STRUCTURE AND CHANCE
In 1961, architect N. John Habraken introduced the principle of 'structure and chance' (in Dutch: 'structuur en toeval'), as a celebration of pluriformity.
Following this thinking, the architect seeks active involvement of citizens in the design of their homes - from the facade to the interiors. The architect determines a plan, which the home owners customize to their individual needs and desires using a wide range of pre-fabricated, modular components. These could include walls, cupboards, stairs, bathrooms, and kitchens.
The notion of home owners as 'free actors' meant that they no longer needed to choose from fixed-plan homes, resulting in fixed-plan lives.
The Wiener Gasse 6, Vienna, Austria, realized under architect Ottokar Uhl (1984) allowed home owners to pick their preferred types and colours of windows.
Another, more extreme interpretation is giving people complete freedom to build their homes, with just the limitions of lot size and maximized height. The Scheepstimmermanstraat in Amsterdam (below) is an example of this.
The development of the Scheepstimmermanstraat in Amsterdam, The Netherlands, gave the 60 home owners free choice of style and architect (1997).
Risky? Yes. But also promising. In particular when home owners have enough budget to afford high-end architects, the results are often a joy to the senses.

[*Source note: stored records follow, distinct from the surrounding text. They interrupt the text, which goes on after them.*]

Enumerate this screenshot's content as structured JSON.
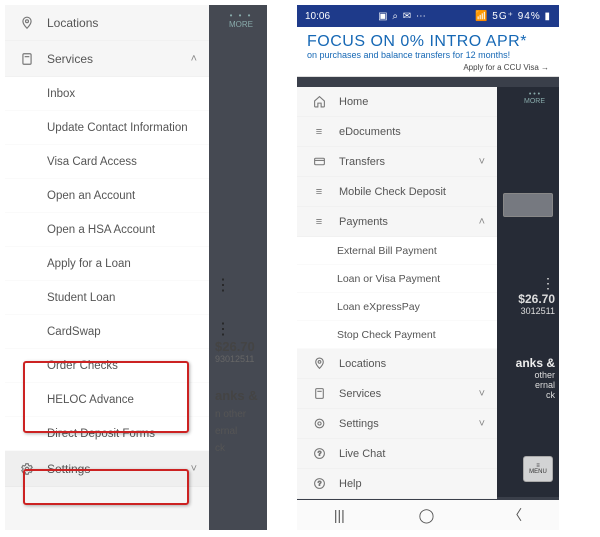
{
  "left": {
    "more_label": "MORE",
    "locations": "Locations",
    "services": "Services",
    "settings": "Settings",
    "services_items": {
      "inbox": "Inbox",
      "update_contact": "Update Contact Information",
      "visa_access": "Visa Card Access",
      "open_account": "Open an Account",
      "open_hsa": "Open a HSA Account",
      "apply_loan": "Apply for a Loan",
      "student_loan": "Student Loan",
      "cardswap": "CardSwap",
      "order_checks": "Order Checks",
      "heloc": "HELOC Advance",
      "direct_deposit": "Direct Deposit Forms"
    },
    "behind": {
      "amount": "$26.70",
      "subid": "93012511",
      "section_title": "anks &",
      "line1": "n other",
      "line2": "ernal",
      "line3": "ck"
    }
  },
  "right": {
    "status": {
      "time": "10:06",
      "left_icons": "▣ ⌕ ✉ ⋯",
      "right_icons": "📶 5G⁺ 94% ▮"
    },
    "banner": {
      "line1": "FOCUS ON 0% INTRO APR*",
      "line2": "on purchases and balance transfers for 12 months!",
      "line3": "Apply for a CCU Visa →"
    },
    "more_label": "MORE",
    "menu": {
      "home": "Home",
      "edocs": "eDocuments",
      "transfers": "Transfers",
      "mobile_deposit": "Mobile Check Deposit",
      "payments": "Payments",
      "payments_items": {
        "ext_bill": "External Bill Payment",
        "loan_visa": "Loan or Visa Payment",
        "loan_express": "Loan eXpressPay",
        "stop_check": "Stop Check Payment"
      },
      "locations": "Locations",
      "services": "Services",
      "settings": "Settings",
      "live_chat": "Live Chat",
      "help": "Help"
    },
    "behind": {
      "amount": "$26.70",
      "subid": "3012511",
      "section_title": "anks &",
      "line1": "other",
      "line2": "ernal",
      "line3": "ck",
      "menu_btn": "MENU"
    }
  }
}
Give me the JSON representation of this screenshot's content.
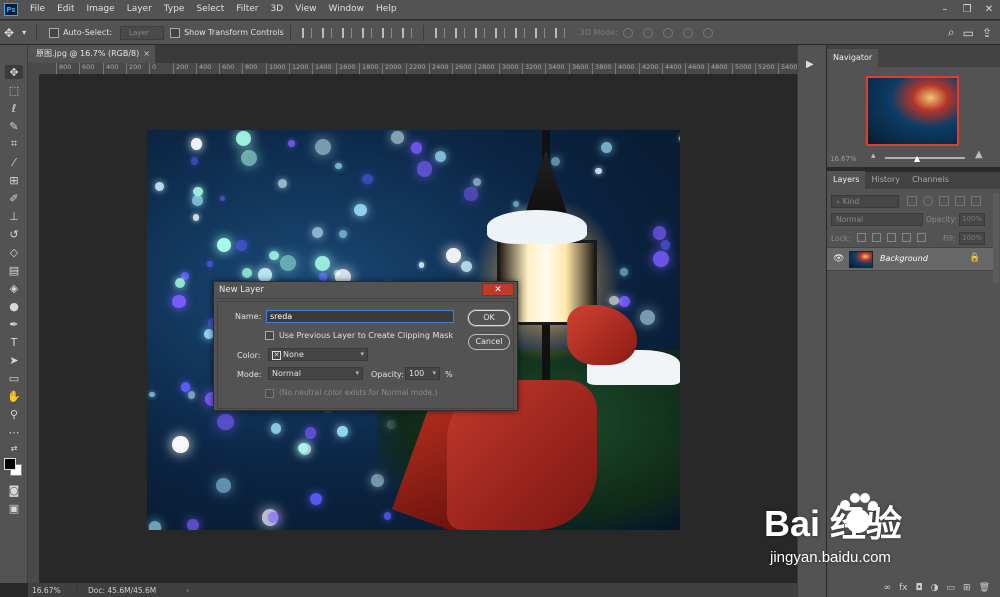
{
  "menubar": {
    "logo": "Ps",
    "items": [
      "File",
      "Edit",
      "Image",
      "Layer",
      "Type",
      "Select",
      "Filter",
      "3D",
      "View",
      "Window",
      "Help"
    ],
    "window_controls": [
      "–",
      "❐",
      "✕"
    ]
  },
  "options": {
    "auto_select_label": "Auto-Select:",
    "auto_select_value": "Layer",
    "show_transform_label": "Show Transform Controls",
    "mode_3d_label": "3D Mode:"
  },
  "document_tab": {
    "title": "原图.jpg @ 16.7% (RGB/8)",
    "close": "×"
  },
  "ruler": {
    "ticks": [
      "800",
      "600",
      "400",
      "200",
      "0",
      "200",
      "400",
      "600",
      "800",
      "1000",
      "1200",
      "1400",
      "1600",
      "1800",
      "2000",
      "2200",
      "2400",
      "2600",
      "2800",
      "3000",
      "3200",
      "3400",
      "3600",
      "3800",
      "4000",
      "4200",
      "4400",
      "4600",
      "4800",
      "5000",
      "5200",
      "5400"
    ]
  },
  "dialog": {
    "title": "New Layer",
    "name_label": "Name:",
    "name_value": "sreda",
    "clipping_label": "Use Previous Layer to Create Clipping Mask",
    "color_label": "Color:",
    "color_value": "None",
    "mode_label": "Mode:",
    "mode_value": "Normal",
    "opacity_label": "Opacity:",
    "opacity_value": "100",
    "opacity_unit": "%",
    "neutral_note": "(No neutral color exists for Normal mode.)",
    "ok": "OK",
    "cancel": "Cancel"
  },
  "status": {
    "zoom": "16.67%",
    "doc": "Doc: 45.6M/45.6M",
    "arrow": "›"
  },
  "navigator": {
    "title": "Navigator",
    "zoom": "16.67%"
  },
  "layers_panel": {
    "tabs": [
      "Layers",
      "History",
      "Channels"
    ],
    "kind_label": "Kind",
    "blend_mode": "Normal",
    "opacity_label": "Opacity:",
    "opacity_value": "100%",
    "lock_label": "Lock:",
    "fill_label": "Fill:",
    "fill_value": "100%",
    "layers": [
      {
        "name": "Background",
        "visible": true,
        "locked": true
      }
    ],
    "footer_icons": [
      "link-icon",
      "fx-icon",
      "mask-icon",
      "adjustment-icon",
      "group-icon",
      "new-layer-icon",
      "trash-icon"
    ]
  },
  "watermark": {
    "brand": "Bai  经验",
    "url": "jingyan.baidu.com"
  },
  "colors": {
    "ui_dark": "#535353",
    "canvas_bg": "#282828",
    "accent_blue": "#31a8ff",
    "nav_frame": "#e33b2e"
  }
}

Overall, I very much enjoy this line of thought as it is an attempt to marriage human design ('structure') with the principles of nature at play ('chance').